Making the Work Available
Is "making the work available" a violation under the Copyright Act? Technically, no. But the Court did not need to dismiss this portion of the claim on pleading grounds, as there is still liability under the vicarious liability theories:

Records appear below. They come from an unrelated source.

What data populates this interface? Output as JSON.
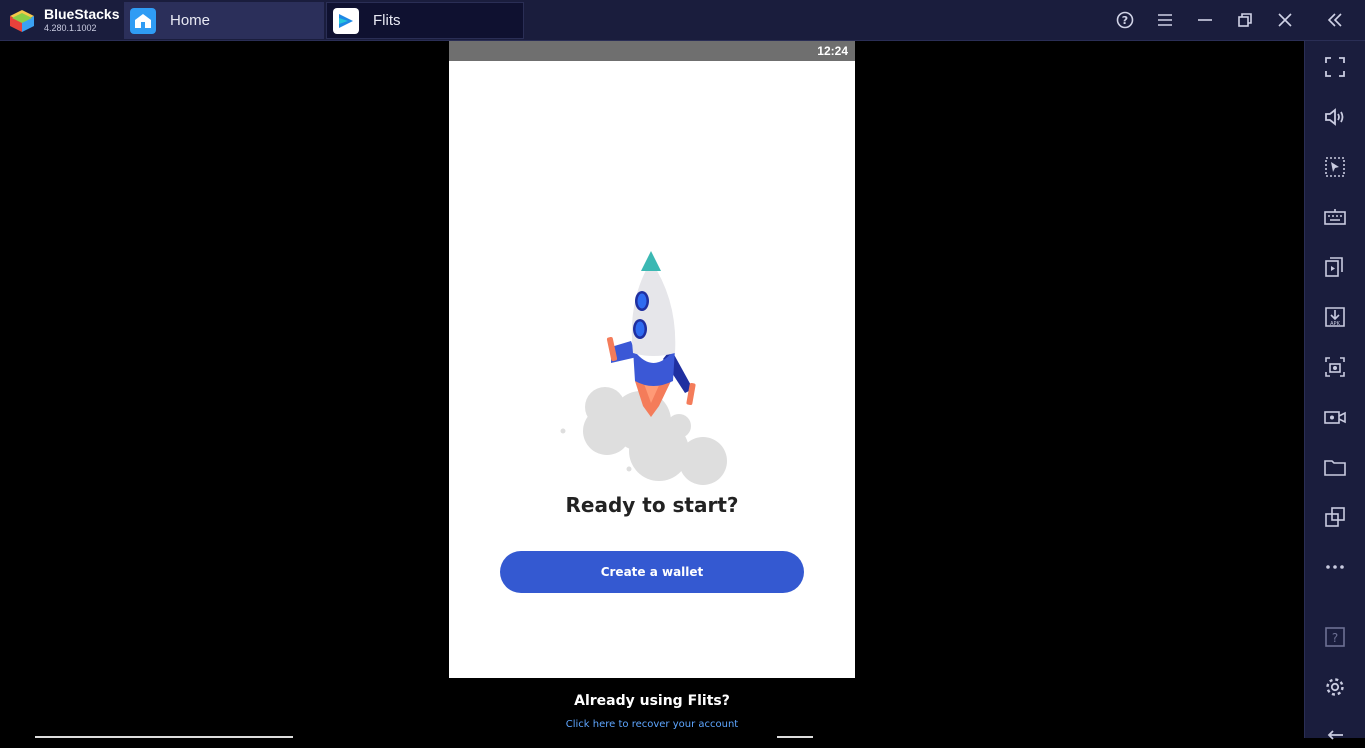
{
  "app": {
    "brand_name": "BlueStacks",
    "version": "4.280.1.1002"
  },
  "tabs": [
    {
      "label": "Home",
      "icon": "home-icon"
    },
    {
      "label": "Flits",
      "icon": "flits-app-icon"
    }
  ],
  "window_controls": [
    "help-icon",
    "menu-icon",
    "minimize-icon",
    "restore-icon",
    "close-icon",
    "collapse-sidebar-icon"
  ],
  "sidebar": {
    "items": [
      "fullscreen-icon",
      "volume-icon",
      "select-region-icon",
      "keyboard-icon",
      "multi-instance-icon",
      "install-apk-icon",
      "screenshot-icon",
      "record-icon",
      "folder-icon",
      "multi-window-icon",
      "more-icon",
      "help-icon",
      "settings-icon",
      "back-icon"
    ]
  },
  "phone": {
    "time": "12:24",
    "headline": "Ready to start?",
    "create_button": "Create a wallet",
    "already_using": "Already using Flits?",
    "recover_link": "Click here to recover your account"
  },
  "colors": {
    "titlebar": "#1a1d3d",
    "accent_button": "#3459d1",
    "link": "#5ea6ff"
  }
}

Although the Court agrees that the Act does not confer a “making available” copyright under § 106, the Court does not agree that relief is warranted under Rule 12(b)(6). Notably, the act of making a copyrighted work available for the use of a direct infringer is relevant to the Record Companies' indirect infringement claims against Amway.See Atlantic Recording Corp. v. Howell, 554 F.Supp.2d 976, 983 (D. Az. 2008); Capitol Records, Inc. v. Thomas, 579 F. Supp. 2d 1210, 1225 (D. Minn. 2008) (stating that although dissemination needs to be proven to meet the distribution standard in the act, the proof need not be direct and can come from circumstantial evidence). Thus, the Motion is due to be denied with respect to Amway's “making available” argument. See Warner Bros. Records, Inc. v. Payne, 2006 WL 2844415, *2 (W.D. Tx. 2006) (declining, at the pleading stage, to reject “making available” theory a possible ground for imposing liability).

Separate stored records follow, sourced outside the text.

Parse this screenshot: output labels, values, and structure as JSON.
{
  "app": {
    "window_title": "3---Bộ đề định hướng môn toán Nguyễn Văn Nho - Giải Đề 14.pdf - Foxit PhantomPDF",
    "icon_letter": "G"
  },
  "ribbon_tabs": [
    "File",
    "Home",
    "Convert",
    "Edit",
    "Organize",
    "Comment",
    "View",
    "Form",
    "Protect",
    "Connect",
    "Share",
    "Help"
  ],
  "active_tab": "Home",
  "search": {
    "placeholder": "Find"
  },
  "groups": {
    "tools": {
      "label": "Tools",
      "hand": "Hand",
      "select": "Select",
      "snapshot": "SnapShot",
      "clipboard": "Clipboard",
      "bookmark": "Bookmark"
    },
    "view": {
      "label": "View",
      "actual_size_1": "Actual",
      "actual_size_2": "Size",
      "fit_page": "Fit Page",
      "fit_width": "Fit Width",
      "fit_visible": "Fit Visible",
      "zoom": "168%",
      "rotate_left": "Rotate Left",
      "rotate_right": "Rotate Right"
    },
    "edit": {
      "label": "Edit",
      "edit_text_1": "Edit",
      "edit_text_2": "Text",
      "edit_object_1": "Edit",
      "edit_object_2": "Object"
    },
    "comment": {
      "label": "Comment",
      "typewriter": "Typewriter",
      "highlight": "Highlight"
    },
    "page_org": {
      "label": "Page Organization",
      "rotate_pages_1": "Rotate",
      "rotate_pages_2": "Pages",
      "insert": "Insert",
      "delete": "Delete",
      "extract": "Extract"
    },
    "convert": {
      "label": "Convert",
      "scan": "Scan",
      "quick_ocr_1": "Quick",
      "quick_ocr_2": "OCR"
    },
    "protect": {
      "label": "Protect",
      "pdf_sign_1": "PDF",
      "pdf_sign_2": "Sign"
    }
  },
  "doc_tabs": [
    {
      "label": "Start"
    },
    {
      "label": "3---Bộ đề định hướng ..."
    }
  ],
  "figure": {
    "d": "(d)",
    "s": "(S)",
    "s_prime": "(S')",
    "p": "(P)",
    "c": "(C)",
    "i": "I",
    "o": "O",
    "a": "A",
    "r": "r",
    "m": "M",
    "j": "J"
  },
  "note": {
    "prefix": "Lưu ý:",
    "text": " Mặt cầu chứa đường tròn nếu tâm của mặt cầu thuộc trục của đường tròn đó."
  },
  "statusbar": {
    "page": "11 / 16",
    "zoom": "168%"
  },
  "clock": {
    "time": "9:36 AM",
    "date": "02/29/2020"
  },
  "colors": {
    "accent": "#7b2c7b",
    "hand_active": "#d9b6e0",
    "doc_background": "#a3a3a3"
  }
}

Public Performance Under Florida Common Law
Like the "making available" issue above, the Court noted that Florida common law did not recognize a cause of action for public performance right with respect to a sound recording, but determined it was not necessary to dismiss such claim on the pleadings.
Unidentified Parties - Does 1-20

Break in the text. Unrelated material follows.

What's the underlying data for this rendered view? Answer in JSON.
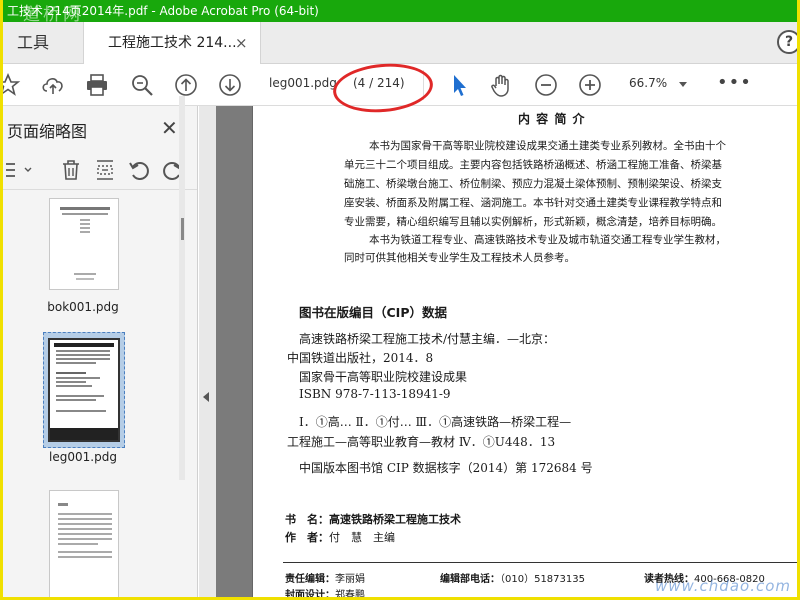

The Accused Infringers last sought dismissal of the 20 parties identified only as Does 1-20. The Court did not find this necessary:
In a footnote, the Amway Interests argue that the Court should dismiss Does 1 through 20 because fictitious party pleading is disallowed in federal courts. (See Doc. 113, p. 1 n.1.) Federal Rule of Civil Procedure 10(a) requires that the title of a complaint include the names of “all the parties,” and the U.S. Court of Appeals for the Eleventh Circuit discourages fictitious party pleading as a practice that is contrary to the public's right in open judicial proceedings.See Roe v. Aware Woman Center for Choice, Inc., 253 F.3d 678, 684–85 (11th Cir. 2001). Nonetheless, reference to a fictitious party may be permitted if it is mere “surplusage” (see Richardson v. Johnson, 598 F.3d 734, 738 (11th Cir. 2010)), or the fictitious party will be identified through discovery (see Tracfone Wireless, Inc. v. Access Telecom, Inc., 642 F. Supp. 2d 1354 (S.D. Fla. 2009)).
Here, the Does 1 through 20 are effectively identified for pleading purposes based on the Record Companies' identification in Tables 1 through 4 of specific creators and uploaders of the Accused Videos. Identification of the Doe Defendants is further discerned based on the IBOs named as Defendants in the 2045, 1511, and 776 Actions. Thus, under the unique circumstances presented here, the Court does not find it necessary to strike Does 1 through 20 under Rule 12(f) or to dismiss any claims based on Rule 10(a). SeeWeiland v. Palm Beach County Sheriff's Office, 792 F.3d 1313, 1318, n.4 (11th Cir. 2015) (noting that the court had simply ignored the improperly named fictitious parties).
Motion to dismiss counterclaims, denied.